Farge, M.: 1992, Wavelet transforms and their applications to turbulence. Annual Rev. Fluid Mech. 24, 395.

Kaufmann, P., White, S.M., Freeland, S.L., Marcon, R., Fernandes, L.O.T., Kudaka, A.S., de Souza, R.V., Aballay, J.L., Fernandez, G., Godoy, R., Marun, A., Valio, A., Raulin, J.-P., Giménez de Castro, C.G.: 2013, A bright impulsive solar burst detected at 30 THz. Astrophys. J. 768, 134.

Meneveau, C.: 1991, Analysis of turbulence in the orthonormal wavelet representation. J. Fluid Mech. 232, 469.

Torrence, C., Compo, G.P.: 1998, A practical guide to wavelet analysis. Bull. Am. Meteorol. Soc. 79, 61.

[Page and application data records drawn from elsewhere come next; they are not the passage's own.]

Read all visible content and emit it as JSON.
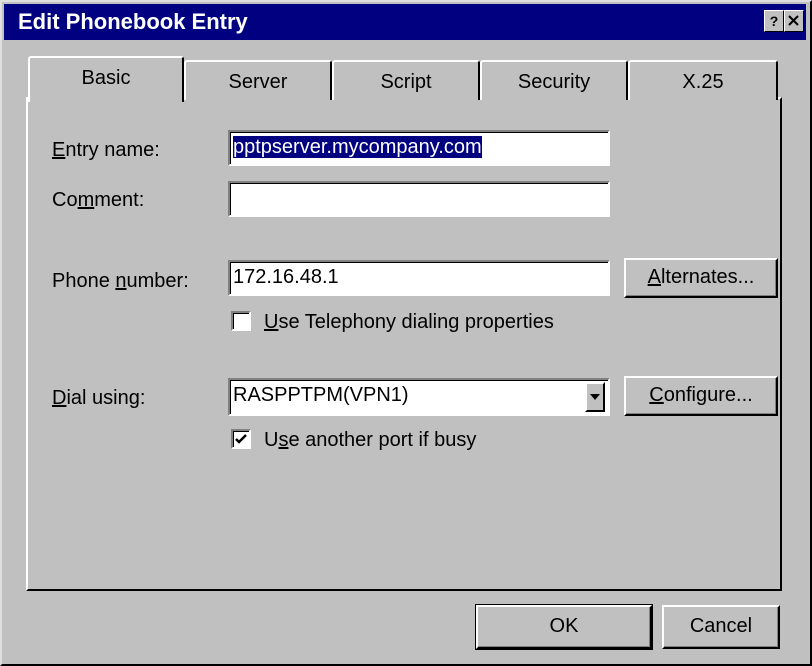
{
  "window": {
    "title": "Edit Phonebook Entry",
    "help_glyph": "?"
  },
  "tabs": [
    {
      "label": "Basic",
      "selected": true
    },
    {
      "label": "Server",
      "selected": false
    },
    {
      "label": "Script",
      "selected": false
    },
    {
      "label": "Security",
      "selected": false
    },
    {
      "label": "X.25",
      "selected": false
    }
  ],
  "form": {
    "entry_name": {
      "label_pre": "",
      "label_ul": "E",
      "label_post": "ntry name:",
      "value": "pptpserver.mycompany.com"
    },
    "comment": {
      "label_pre": "Co",
      "label_ul": "m",
      "label_post": "ment:",
      "value": ""
    },
    "phone_number": {
      "label_pre": "Phone ",
      "label_ul": "n",
      "label_post": "umber:",
      "value": "172.16.48.1"
    },
    "alternates_button": {
      "pre": "",
      "ul": "A",
      "post": "lternates..."
    },
    "telephony_checkbox": {
      "pre": "",
      "ul": "U",
      "post": "se Telephony dialing properties",
      "checked": false
    },
    "dial_using": {
      "label_pre": "",
      "label_ul": "D",
      "label_post": "ial using:",
      "value": "RASPPTPM(VPN1)"
    },
    "configure_button": {
      "pre": "",
      "ul": "C",
      "post": "onfigure..."
    },
    "another_port_checkbox": {
      "pre": "U",
      "ul": "s",
      "post": "e another port if busy",
      "checked": true
    }
  },
  "buttons": {
    "ok": "OK",
    "cancel": "Cancel"
  }
}
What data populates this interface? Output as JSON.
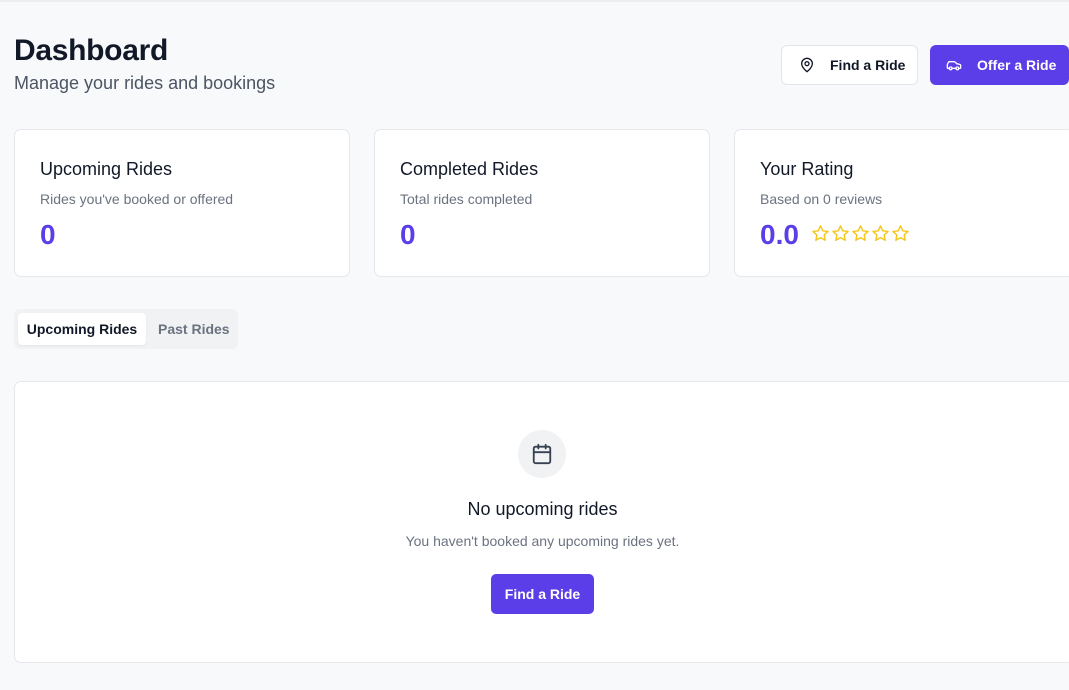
{
  "header": {
    "title": "Dashboard",
    "subtitle": "Manage your rides and bookings",
    "find_ride_label": "Find a Ride",
    "offer_ride_label": "Offer a Ride"
  },
  "stats": {
    "upcoming": {
      "title": "Upcoming Rides",
      "subtitle": "Rides you've booked or offered",
      "value": "0"
    },
    "completed": {
      "title": "Completed Rides",
      "subtitle": "Total rides completed",
      "value": "0"
    },
    "rating": {
      "title": "Your Rating",
      "subtitle": "Based on 0 reviews",
      "value": "0.0",
      "stars_filled": 0,
      "stars_total": 5
    }
  },
  "tabs": [
    {
      "label": "Upcoming Rides",
      "active": true
    },
    {
      "label": "Past Rides",
      "active": false
    }
  ],
  "empty_state": {
    "icon": "calendar-icon",
    "title": "No upcoming rides",
    "message": "You haven't booked any upcoming rides yet.",
    "button_label": "Find a Ride"
  },
  "colors": {
    "accent": "#5b3ee8",
    "star": "#f5c518",
    "background": "#f8f9fb"
  }
}
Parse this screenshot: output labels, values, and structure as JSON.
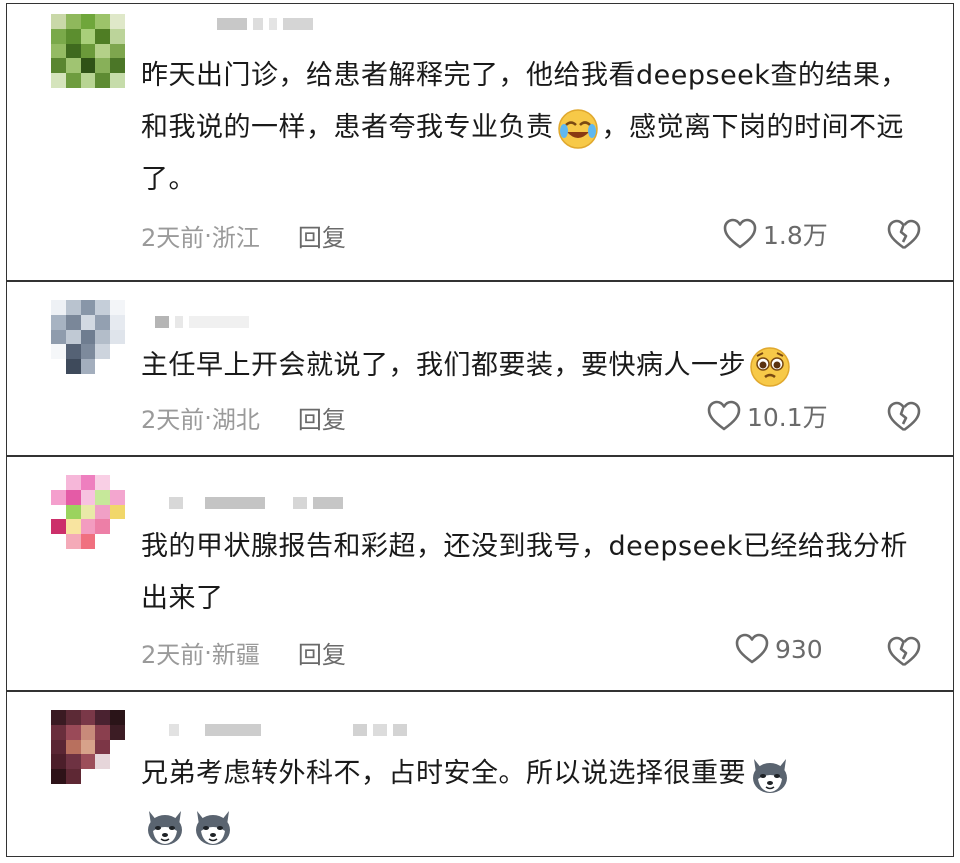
{
  "comments": [
    {
      "text": "昨天出门诊，给患者解释完了，他给我看deepseek查的结果，和我说的一样，患者夸我专业负责",
      "text_after": "，感觉离下岗的时间不远了。",
      "emoji": "crying-laughing",
      "time": "2天前",
      "location": "浙江",
      "reply_label": "回复",
      "likes": "1.8万"
    },
    {
      "text": "主任早上开会就说了，我们都要装，要快病人一步",
      "text_after": "",
      "emoji": "pleading-face",
      "time": "2天前",
      "location": "湖北",
      "reply_label": "回复",
      "likes": "10.1万"
    },
    {
      "text": "我的甲状腺报告和彩超，还没到我号，deepseek已经给我分析出来了",
      "text_after": "",
      "emoji": "",
      "time": "2天前",
      "location": "新疆",
      "reply_label": "回复",
      "likes": "930"
    },
    {
      "text": "兄弟考虑转外科不，占时安全。所以说选择很重要",
      "text_after": "",
      "emoji": "husky",
      "time": "",
      "location": "",
      "reply_label": "",
      "likes": ""
    }
  ],
  "separator": " · ",
  "colors": {
    "meta_text": "#9a9a9a",
    "icon_stroke": "#6a6a6a",
    "border": "#333333"
  },
  "icons": [
    "heart-outline-icon",
    "broken-heart-icon"
  ]
}
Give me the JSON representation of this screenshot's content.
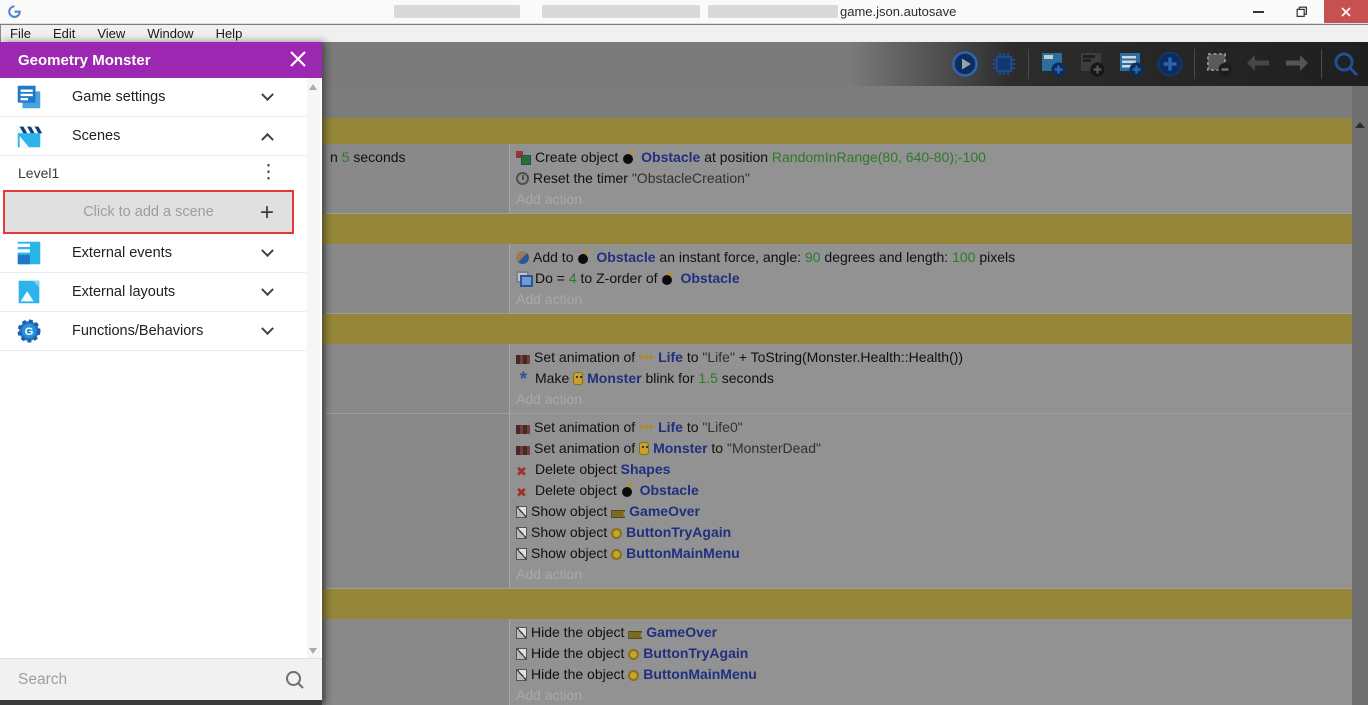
{
  "titlebar": {
    "title": "game.json.autosave"
  },
  "menubar": {
    "file": "File",
    "edit": "Edit",
    "view": "View",
    "window": "Window",
    "help": "Help"
  },
  "toolbar": {
    "icons": [
      "play",
      "debug",
      "add-event",
      "add-sub-event",
      "add-comment",
      "add-new",
      "delete-event",
      "undo",
      "redo",
      "search"
    ]
  },
  "drawer": {
    "title": "Geometry Monster",
    "game_settings_label": "Game settings",
    "scenes_label": "Scenes",
    "scene1_label": "Level1",
    "add_scene_label": "Click to add a scene",
    "external_events_label": "External events",
    "external_layouts_label": "External layouts",
    "functions_label": "Functions/Behaviors",
    "search_placeholder": "Search"
  },
  "colors": {
    "accent_purple": "#9c27b0",
    "group_header_gold": "#95863a",
    "highlight_red": "#e33939",
    "object_name_blue": "#20307f",
    "value_green": "#2d7a27",
    "close_button_red": "#c75050"
  },
  "events": {
    "add_action_label": "Add action",
    "blocks": [
      {
        "type": "group"
      },
      {
        "type": "event",
        "conditions": [
          [
            {
              "t": "n "
            },
            {
              "g": "5"
            },
            {
              "t": " seconds"
            }
          ]
        ],
        "actions": [
          [
            {
              "i": "create-object"
            },
            {
              "t": "Create object "
            },
            {
              "i": "obstacle"
            },
            {
              "o": "Obstacle"
            },
            {
              "t": " at position "
            },
            {
              "g": "RandomInRange(80, 640-80);-100"
            }
          ],
          [
            {
              "i": "reset-timer"
            },
            {
              "t": "Reset the timer "
            },
            {
              "s": "\"ObstacleCreation\""
            }
          ]
        ]
      },
      {
        "type": "group"
      },
      {
        "type": "event",
        "conditions": [],
        "actions": [
          [
            {
              "i": "add-force"
            },
            {
              "t": "Add to "
            },
            {
              "i": "obstacle"
            },
            {
              "o": "Obstacle"
            },
            {
              "t": " an instant force, angle: "
            },
            {
              "g": "90"
            },
            {
              "t": " degrees and length: "
            },
            {
              "g": "100"
            },
            {
              "t": " pixels"
            }
          ],
          [
            {
              "i": "z-order"
            },
            {
              "t": "Do = "
            },
            {
              "g": "4"
            },
            {
              "t": " to Z-order of "
            },
            {
              "i": "obstacle"
            },
            {
              "o": "Obstacle"
            }
          ]
        ]
      },
      {
        "type": "group"
      },
      {
        "type": "event",
        "conditions": [],
        "actions": [
          [
            {
              "i": "set-animation"
            },
            {
              "t": "Set animation of "
            },
            {
              "i": "life"
            },
            {
              "o": "Life"
            },
            {
              "t": " to "
            },
            {
              "s": "\"Life\""
            },
            {
              "t": " + ToString(Monster.Health::Health())"
            }
          ],
          [
            {
              "i": "blink"
            },
            {
              "t": "Make "
            },
            {
              "i": "monster"
            },
            {
              "o": "Monster"
            },
            {
              "t": " blink for "
            },
            {
              "g": "1.5"
            },
            {
              "t": " seconds"
            }
          ]
        ]
      },
      {
        "type": "event",
        "conditions": [],
        "actions": [
          [
            {
              "i": "set-animation"
            },
            {
              "t": "Set animation of "
            },
            {
              "i": "life"
            },
            {
              "o": "Life"
            },
            {
              "t": " to "
            },
            {
              "s": "\"Life0\""
            }
          ],
          [
            {
              "i": "set-animation"
            },
            {
              "t": "Set animation of "
            },
            {
              "i": "monster"
            },
            {
              "o": "Monster"
            },
            {
              "t": " to "
            },
            {
              "s": "\"MonsterDead\""
            }
          ],
          [
            {
              "i": "delete"
            },
            {
              "t": "Delete object "
            },
            {
              "o": "Shapes"
            }
          ],
          [
            {
              "i": "delete"
            },
            {
              "t": "Delete object "
            },
            {
              "i": "obstacle"
            },
            {
              "o": "Obstacle"
            }
          ],
          [
            {
              "i": "visibility"
            },
            {
              "t": "Show object "
            },
            {
              "i": "gameover"
            },
            {
              "o": "GameOver"
            }
          ],
          [
            {
              "i": "visibility"
            },
            {
              "t": "Show object "
            },
            {
              "i": "button-gold"
            },
            {
              "o": "ButtonTryAgain"
            }
          ],
          [
            {
              "i": "visibility"
            },
            {
              "t": "Show object "
            },
            {
              "i": "button-gold"
            },
            {
              "o": "ButtonMainMenu"
            }
          ]
        ]
      },
      {
        "type": "group"
      },
      {
        "type": "event",
        "conditions": [],
        "actions": [
          [
            {
              "i": "visibility"
            },
            {
              "t": "Hide the object "
            },
            {
              "i": "gameover"
            },
            {
              "o": "GameOver"
            }
          ],
          [
            {
              "i": "visibility"
            },
            {
              "t": "Hide the object "
            },
            {
              "i": "button-gold"
            },
            {
              "o": "ButtonTryAgain"
            }
          ],
          [
            {
              "i": "visibility"
            },
            {
              "t": "Hide the object "
            },
            {
              "i": "button-gold"
            },
            {
              "o": "ButtonMainMenu"
            }
          ]
        ]
      }
    ]
  }
}
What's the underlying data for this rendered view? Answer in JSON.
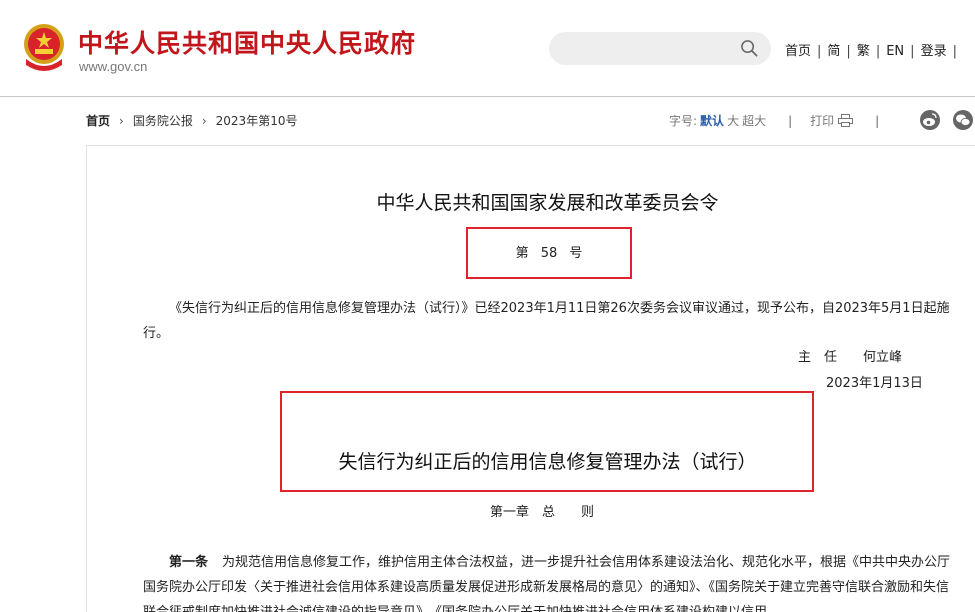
{
  "header": {
    "site_title": "中华人民共和国中央人民政府",
    "domain": "www.gov.cn",
    "search": {
      "placeholder": ""
    },
    "nav": [
      "首页",
      "简",
      "繁",
      "EN",
      "登录"
    ],
    "accent_color": "#c1161c"
  },
  "breadcrumb": {
    "items": [
      "首页",
      "国务院公报",
      "2023年第10号"
    ]
  },
  "tools": {
    "font_size_label": "字号:",
    "sizes": [
      "默认",
      "大",
      "超大"
    ],
    "active_size": "默认",
    "print_label": "打印"
  },
  "article": {
    "title": "中华人民共和国国家发展和改革委员会令",
    "order_number": "第 58 号",
    "intro": "《失信行为纠正后的信用信息修复管理办法（试行）》已经2023年1月11日第26次委务会议审议通过，现予公布，自2023年5月1日起施行。",
    "signer": "主　任　　何立峰",
    "date": "2023年1月13日",
    "law_title": "失信行为纠正后的信用信息修复管理办法（试行）",
    "chapter": "第一章　总　　则",
    "article1_label": "第一条",
    "article1_text": "为规范信用信息修复工作，维护信用主体合法权益，进一步提升社会信用体系建设法治化、规范化水平，根据《中共中央办公厅 国务院办公厅印发〈关于推进社会信用体系建设高质量发展促进形成新发展格局的意见〉的通知》、《国务院关于建立完善守信联合激励和失信联合惩戒制度加快推进社会诚信建设的指导意见》、《国务院办公厅关于加快推进社会信用体系建设构建以信用",
    "highlight_color": "#e0242e"
  }
}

Trottet, G., Raulin, J.-P., Mackinnon, A., Giménez de Castro, G., Simões, P.J.A., Cabezas, D., de La Luz, V.,Luoni, M., Kaufmann, P.: 2015, Origin of the 30 THz emission detected during the solar flare on 2012 March 13 at 17:20 UT. Solar Phys. 290, 2809.